▶ **Work instructions**:
Please give back each line below unchanged; none of the pictures should appear.
++++++++
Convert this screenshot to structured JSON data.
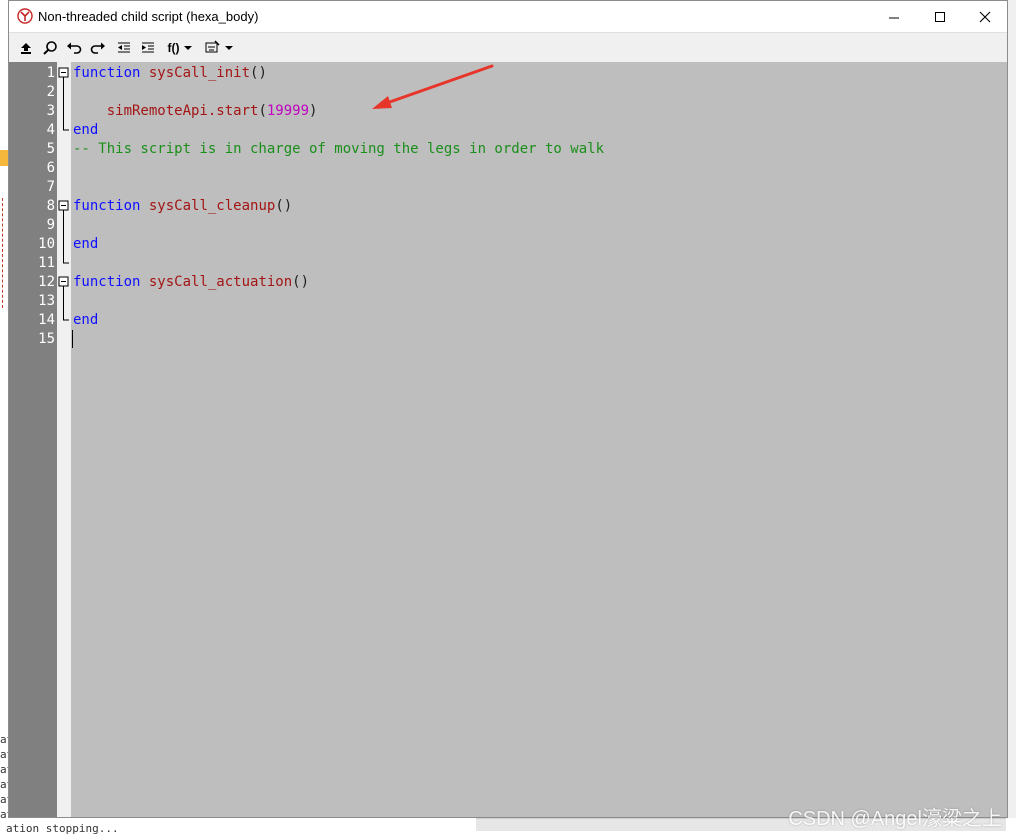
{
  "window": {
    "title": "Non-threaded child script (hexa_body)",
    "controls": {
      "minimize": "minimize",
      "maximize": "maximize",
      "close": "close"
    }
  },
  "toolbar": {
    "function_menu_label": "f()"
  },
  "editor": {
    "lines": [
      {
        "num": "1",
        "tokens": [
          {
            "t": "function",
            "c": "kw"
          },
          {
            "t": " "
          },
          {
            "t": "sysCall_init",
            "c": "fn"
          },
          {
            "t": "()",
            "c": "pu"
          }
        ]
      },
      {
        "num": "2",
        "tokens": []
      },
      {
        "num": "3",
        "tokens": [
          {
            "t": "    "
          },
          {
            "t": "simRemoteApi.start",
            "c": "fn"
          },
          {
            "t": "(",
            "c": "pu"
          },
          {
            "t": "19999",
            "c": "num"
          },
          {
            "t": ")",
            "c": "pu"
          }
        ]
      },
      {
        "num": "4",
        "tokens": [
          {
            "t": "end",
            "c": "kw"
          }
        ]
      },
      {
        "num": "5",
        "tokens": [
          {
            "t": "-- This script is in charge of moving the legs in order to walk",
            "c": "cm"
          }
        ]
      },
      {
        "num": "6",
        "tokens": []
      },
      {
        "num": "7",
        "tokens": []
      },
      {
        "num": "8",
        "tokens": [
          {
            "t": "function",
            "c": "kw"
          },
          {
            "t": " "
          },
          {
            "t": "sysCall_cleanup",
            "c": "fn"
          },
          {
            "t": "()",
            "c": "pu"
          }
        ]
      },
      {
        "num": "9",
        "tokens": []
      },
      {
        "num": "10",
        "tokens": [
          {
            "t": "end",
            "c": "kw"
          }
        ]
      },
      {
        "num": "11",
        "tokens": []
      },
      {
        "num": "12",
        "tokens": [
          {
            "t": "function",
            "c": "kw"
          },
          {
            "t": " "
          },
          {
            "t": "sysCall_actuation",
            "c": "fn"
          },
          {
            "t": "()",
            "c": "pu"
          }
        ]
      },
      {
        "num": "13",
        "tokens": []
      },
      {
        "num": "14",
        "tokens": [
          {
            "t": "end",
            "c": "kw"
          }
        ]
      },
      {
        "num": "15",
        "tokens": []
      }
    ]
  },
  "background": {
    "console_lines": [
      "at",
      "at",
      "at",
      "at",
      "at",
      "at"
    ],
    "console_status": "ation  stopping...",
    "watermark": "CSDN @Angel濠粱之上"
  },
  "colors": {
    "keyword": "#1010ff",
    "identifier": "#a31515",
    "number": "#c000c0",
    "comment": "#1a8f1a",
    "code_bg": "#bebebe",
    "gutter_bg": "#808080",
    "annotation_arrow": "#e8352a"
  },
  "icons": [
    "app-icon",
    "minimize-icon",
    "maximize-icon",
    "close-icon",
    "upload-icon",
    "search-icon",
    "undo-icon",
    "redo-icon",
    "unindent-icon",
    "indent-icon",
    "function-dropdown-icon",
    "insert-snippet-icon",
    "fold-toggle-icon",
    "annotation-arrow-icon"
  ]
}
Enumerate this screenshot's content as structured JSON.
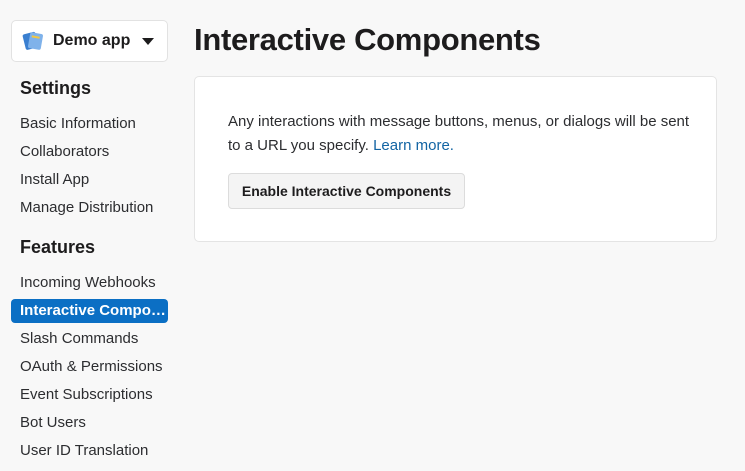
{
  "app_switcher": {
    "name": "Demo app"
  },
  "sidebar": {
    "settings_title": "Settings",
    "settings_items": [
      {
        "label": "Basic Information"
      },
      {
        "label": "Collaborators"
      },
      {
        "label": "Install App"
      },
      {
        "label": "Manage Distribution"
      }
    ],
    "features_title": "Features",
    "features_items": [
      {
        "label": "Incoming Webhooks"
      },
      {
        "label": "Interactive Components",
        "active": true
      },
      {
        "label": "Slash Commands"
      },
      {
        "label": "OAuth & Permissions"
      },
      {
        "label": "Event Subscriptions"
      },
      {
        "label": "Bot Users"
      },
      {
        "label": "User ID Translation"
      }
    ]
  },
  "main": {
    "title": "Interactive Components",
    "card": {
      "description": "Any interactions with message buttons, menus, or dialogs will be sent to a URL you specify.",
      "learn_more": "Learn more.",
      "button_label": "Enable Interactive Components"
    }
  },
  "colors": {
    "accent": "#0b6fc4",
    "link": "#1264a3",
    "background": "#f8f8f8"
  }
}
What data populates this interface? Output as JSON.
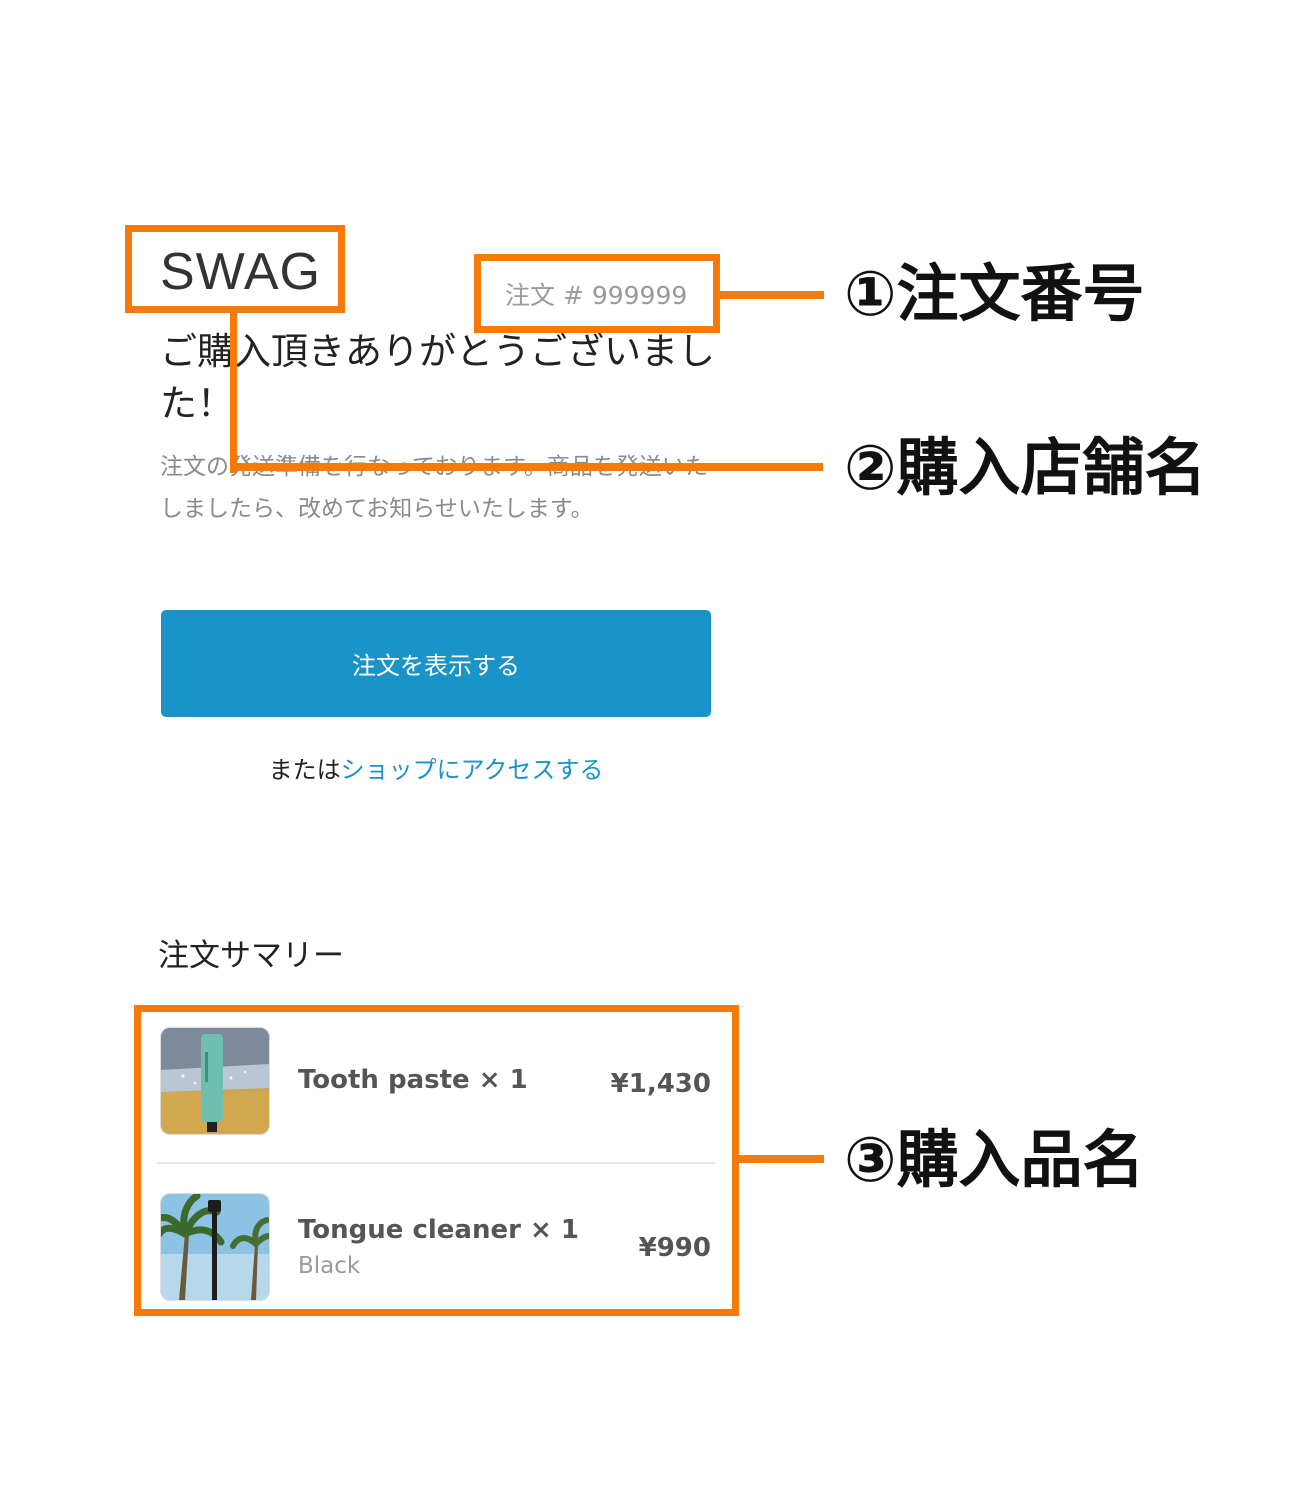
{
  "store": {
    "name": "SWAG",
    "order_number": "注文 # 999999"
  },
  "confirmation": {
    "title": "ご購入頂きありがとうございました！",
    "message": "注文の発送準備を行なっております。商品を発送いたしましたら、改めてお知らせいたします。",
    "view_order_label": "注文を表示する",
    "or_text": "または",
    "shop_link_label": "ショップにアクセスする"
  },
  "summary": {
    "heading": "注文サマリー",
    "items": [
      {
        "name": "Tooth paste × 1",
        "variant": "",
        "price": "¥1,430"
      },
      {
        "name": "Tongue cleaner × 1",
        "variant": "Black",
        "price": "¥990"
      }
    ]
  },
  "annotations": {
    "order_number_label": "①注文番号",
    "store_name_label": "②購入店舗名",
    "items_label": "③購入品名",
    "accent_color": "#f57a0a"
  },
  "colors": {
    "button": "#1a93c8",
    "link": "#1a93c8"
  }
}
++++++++
▶ **Solution for this task**:
Convert this screenshot to structured JSON data.
{
  "window": {
    "title": "Non-threaded child script (hexa_body)",
    "controls": {
      "minimize": "minimize",
      "maximize": "maximize",
      "close": "close"
    }
  },
  "toolbar": {
    "function_menu_label": "f()"
  },
  "editor": {
    "lines": [
      {
        "num": "1",
        "tokens": [
          {
            "t": "function",
            "c": "kw"
          },
          {
            "t": " "
          },
          {
            "t": "sysCall_init",
            "c": "fn"
          },
          {
            "t": "()",
            "c": "pu"
          }
        ]
      },
      {
        "num": "2",
        "tokens": []
      },
      {
        "num": "3",
        "tokens": [
          {
            "t": "    "
          },
          {
            "t": "simRemoteApi.start",
            "c": "fn"
          },
          {
            "t": "(",
            "c": "pu"
          },
          {
            "t": "19999",
            "c": "num"
          },
          {
            "t": ")",
            "c": "pu"
          }
        ]
      },
      {
        "num": "4",
        "tokens": [
          {
            "t": "end",
            "c": "kw"
          }
        ]
      },
      {
        "num": "5",
        "tokens": [
          {
            "t": "-- This script is in charge of moving the legs in order to walk",
            "c": "cm"
          }
        ]
      },
      {
        "num": "6",
        "tokens": []
      },
      {
        "num": "7",
        "tokens": []
      },
      {
        "num": "8",
        "tokens": [
          {
            "t": "function",
            "c": "kw"
          },
          {
            "t": " "
          },
          {
            "t": "sysCall_cleanup",
            "c": "fn"
          },
          {
            "t": "()",
            "c": "pu"
          }
        ]
      },
      {
        "num": "9",
        "tokens": []
      },
      {
        "num": "10",
        "tokens": [
          {
            "t": "end",
            "c": "kw"
          }
        ]
      },
      {
        "num": "11",
        "tokens": []
      },
      {
        "num": "12",
        "tokens": [
          {
            "t": "function",
            "c": "kw"
          },
          {
            "t": " "
          },
          {
            "t": "sysCall_actuation",
            "c": "fn"
          },
          {
            "t": "()",
            "c": "pu"
          }
        ]
      },
      {
        "num": "13",
        "tokens": []
      },
      {
        "num": "14",
        "tokens": [
          {
            "t": "end",
            "c": "kw"
          }
        ]
      },
      {
        "num": "15",
        "tokens": []
      }
    ]
  },
  "background": {
    "console_lines": [
      "at",
      "at",
      "at",
      "at",
      "at",
      "at"
    ],
    "console_status": "ation  stopping...",
    "watermark": "CSDN @Angel濠粱之上"
  },
  "colors": {
    "keyword": "#1010ff",
    "identifier": "#a31515",
    "number": "#c000c0",
    "comment": "#1a8f1a",
    "code_bg": "#bebebe",
    "gutter_bg": "#808080",
    "annotation_arrow": "#e8352a"
  },
  "icons": [
    "app-icon",
    "minimize-icon",
    "maximize-icon",
    "close-icon",
    "upload-icon",
    "search-icon",
    "undo-icon",
    "redo-icon",
    "unindent-icon",
    "indent-icon",
    "function-dropdown-icon",
    "insert-snippet-icon",
    "fold-toggle-icon",
    "annotation-arrow-icon"
  ]
}
Enumerate this screenshot's content as structured JSON.
{
  "app_switcher": {
    "name": "Demo app"
  },
  "sidebar": {
    "settings_title": "Settings",
    "settings_items": [
      {
        "label": "Basic Information"
      },
      {
        "label": "Collaborators"
      },
      {
        "label": "Install App"
      },
      {
        "label": "Manage Distribution"
      }
    ],
    "features_title": "Features",
    "features_items": [
      {
        "label": "Incoming Webhooks"
      },
      {
        "label": "Interactive Components",
        "active": true
      },
      {
        "label": "Slash Commands"
      },
      {
        "label": "OAuth & Permissions"
      },
      {
        "label": "Event Subscriptions"
      },
      {
        "label": "Bot Users"
      },
      {
        "label": "User ID Translation"
      }
    ]
  },
  "main": {
    "title": "Interactive Components",
    "card": {
      "description": "Any interactions with message buttons, menus, or dialogs will be sent to a URL you specify.",
      "learn_more": "Learn more.",
      "button_label": "Enable Interactive Components"
    }
  },
  "colors": {
    "accent": "#0b6fc4",
    "link": "#1264a3",
    "background": "#f8f8f8"
  }
}
What data populates this interface? Output as JSON.
{
  "store": {
    "name": "SWAG",
    "order_number": "注文 # 999999"
  },
  "confirmation": {
    "title": "ご購入頂きありがとうございました！",
    "message": "注文の発送準備を行なっております。商品を発送いたしましたら、改めてお知らせいたします。",
    "view_order_label": "注文を表示する",
    "or_text": "または",
    "shop_link_label": "ショップにアクセスする"
  },
  "summary": {
    "heading": "注文サマリー",
    "items": [
      {
        "name": "Tooth paste × 1",
        "variant": "",
        "price": "¥1,430"
      },
      {
        "name": "Tongue cleaner × 1",
        "variant": "Black",
        "price": "¥990"
      }
    ]
  },
  "annotations": {
    "order_number_label": "①注文番号",
    "store_name_label": "②購入店舗名",
    "items_label": "③購入品名",
    "accent_color": "#f57a0a"
  },
  "colors": {
    "button": "#1a93c8",
    "link": "#1a93c8"
  }
}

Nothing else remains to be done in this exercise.